(Saddle Up or Deflection Shot?)
by fuze

In air combat you are trying to shoot from a moving target and hit a moving target. As fast as bullet and cannon rounds are they still take time to get to the target. This means you have to fire at where the bandit's plane will be opposed to where you see it. To hit a maneuvering target requires a substantial amount of lead at times, lead being the distance ahead of the bandit you shoot. The amount of lead varies depending on the targets speed and the Gs it's using to maneuver. You also have to maneuver your plane to get it pointing at that spot ahead of the target.

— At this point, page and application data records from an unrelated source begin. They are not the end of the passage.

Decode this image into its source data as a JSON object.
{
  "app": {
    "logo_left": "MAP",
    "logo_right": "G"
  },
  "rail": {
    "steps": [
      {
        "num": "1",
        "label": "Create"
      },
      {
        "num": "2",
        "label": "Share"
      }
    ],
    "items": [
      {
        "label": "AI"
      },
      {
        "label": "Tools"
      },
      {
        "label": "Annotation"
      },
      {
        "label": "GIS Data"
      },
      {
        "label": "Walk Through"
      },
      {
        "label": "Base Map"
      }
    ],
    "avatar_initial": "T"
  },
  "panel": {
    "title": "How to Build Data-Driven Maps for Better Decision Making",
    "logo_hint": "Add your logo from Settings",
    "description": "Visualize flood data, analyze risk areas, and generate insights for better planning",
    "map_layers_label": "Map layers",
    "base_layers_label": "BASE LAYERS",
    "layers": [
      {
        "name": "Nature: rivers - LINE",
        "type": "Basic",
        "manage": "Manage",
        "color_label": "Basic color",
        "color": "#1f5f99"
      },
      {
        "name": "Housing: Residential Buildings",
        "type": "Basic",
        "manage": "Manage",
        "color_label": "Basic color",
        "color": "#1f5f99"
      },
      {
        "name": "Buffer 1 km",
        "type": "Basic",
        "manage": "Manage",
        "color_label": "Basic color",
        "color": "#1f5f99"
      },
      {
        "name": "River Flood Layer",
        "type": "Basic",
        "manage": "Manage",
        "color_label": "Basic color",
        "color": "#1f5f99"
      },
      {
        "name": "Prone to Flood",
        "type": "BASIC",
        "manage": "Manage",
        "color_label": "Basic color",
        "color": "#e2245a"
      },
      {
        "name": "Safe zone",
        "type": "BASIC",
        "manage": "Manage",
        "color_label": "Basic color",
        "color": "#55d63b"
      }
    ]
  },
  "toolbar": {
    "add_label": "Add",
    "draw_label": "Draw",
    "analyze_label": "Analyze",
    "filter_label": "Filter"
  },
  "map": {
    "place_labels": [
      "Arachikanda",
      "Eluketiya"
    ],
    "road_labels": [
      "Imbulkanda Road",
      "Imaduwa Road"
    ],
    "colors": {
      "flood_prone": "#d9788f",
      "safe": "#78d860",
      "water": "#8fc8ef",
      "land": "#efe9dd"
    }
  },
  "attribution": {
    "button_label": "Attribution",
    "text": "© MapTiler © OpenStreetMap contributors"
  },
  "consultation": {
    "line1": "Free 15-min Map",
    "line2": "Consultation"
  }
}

In dogfights there are two basic types of gun shot opportunities you try to achieve. They are related to your style of attack and the position of the bandit and your aircraft when the shot is taken.

The first is a low deflection shot called a tracking shot where you maneuver and saddle up on the bandit. This is usually associated with a turn-fighting style of combat where you are in the rear quarter of the bandit trying to get in-plane with his maneuvers and track him. When you accomplish this you have 'saddled up' and are ready to shoot. The window of opportunity to shoot the target is larger compared to the high deflection shot.

The second is a high deflection shot or snapshot, among other names, where you only have an instant to shoot and hit the bandit. This is usually associated with energy fighting where you are making passes at the bandit from his sides or from the forward quarter. It could also be a rear quarter shot when the target passes your nose for a brief time. The window of opportunity to shoot the target is very small compared to the tracking shot. Similar to a picture or 'snapshot' of a fast moving object.